── Provided data

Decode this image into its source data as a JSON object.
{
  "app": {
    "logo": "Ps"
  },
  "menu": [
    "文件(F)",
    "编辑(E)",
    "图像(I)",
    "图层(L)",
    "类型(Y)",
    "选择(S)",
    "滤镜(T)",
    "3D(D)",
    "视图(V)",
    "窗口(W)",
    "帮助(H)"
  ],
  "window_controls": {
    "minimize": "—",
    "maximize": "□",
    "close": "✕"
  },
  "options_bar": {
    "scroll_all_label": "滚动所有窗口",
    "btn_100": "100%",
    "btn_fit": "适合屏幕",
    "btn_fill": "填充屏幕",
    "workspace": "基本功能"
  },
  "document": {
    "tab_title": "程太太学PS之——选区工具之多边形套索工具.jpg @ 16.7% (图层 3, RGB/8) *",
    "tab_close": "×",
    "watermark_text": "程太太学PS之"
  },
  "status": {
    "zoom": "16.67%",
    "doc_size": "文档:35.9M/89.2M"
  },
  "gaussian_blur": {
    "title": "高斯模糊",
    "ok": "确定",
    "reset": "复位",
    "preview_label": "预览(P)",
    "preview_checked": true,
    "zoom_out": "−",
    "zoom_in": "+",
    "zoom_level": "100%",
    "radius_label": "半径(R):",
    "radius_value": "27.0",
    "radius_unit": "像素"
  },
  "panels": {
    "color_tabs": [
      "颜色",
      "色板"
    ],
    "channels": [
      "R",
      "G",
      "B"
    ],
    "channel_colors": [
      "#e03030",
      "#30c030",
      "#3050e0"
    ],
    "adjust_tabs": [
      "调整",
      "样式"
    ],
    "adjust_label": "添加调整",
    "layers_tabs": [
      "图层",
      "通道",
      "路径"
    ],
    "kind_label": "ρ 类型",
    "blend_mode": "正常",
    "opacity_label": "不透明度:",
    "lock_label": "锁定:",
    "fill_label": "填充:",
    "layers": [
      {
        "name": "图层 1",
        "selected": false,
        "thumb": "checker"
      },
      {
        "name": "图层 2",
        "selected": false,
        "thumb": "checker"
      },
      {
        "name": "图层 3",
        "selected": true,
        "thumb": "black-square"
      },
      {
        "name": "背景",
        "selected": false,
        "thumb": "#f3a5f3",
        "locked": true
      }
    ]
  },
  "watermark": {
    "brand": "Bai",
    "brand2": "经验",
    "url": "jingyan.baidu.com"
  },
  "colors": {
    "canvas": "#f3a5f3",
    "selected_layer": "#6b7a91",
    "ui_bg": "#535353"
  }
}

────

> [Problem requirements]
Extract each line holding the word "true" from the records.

> [Answer to the exercise]
    "preview_checked": true,
        "selected": true,
        "locked": true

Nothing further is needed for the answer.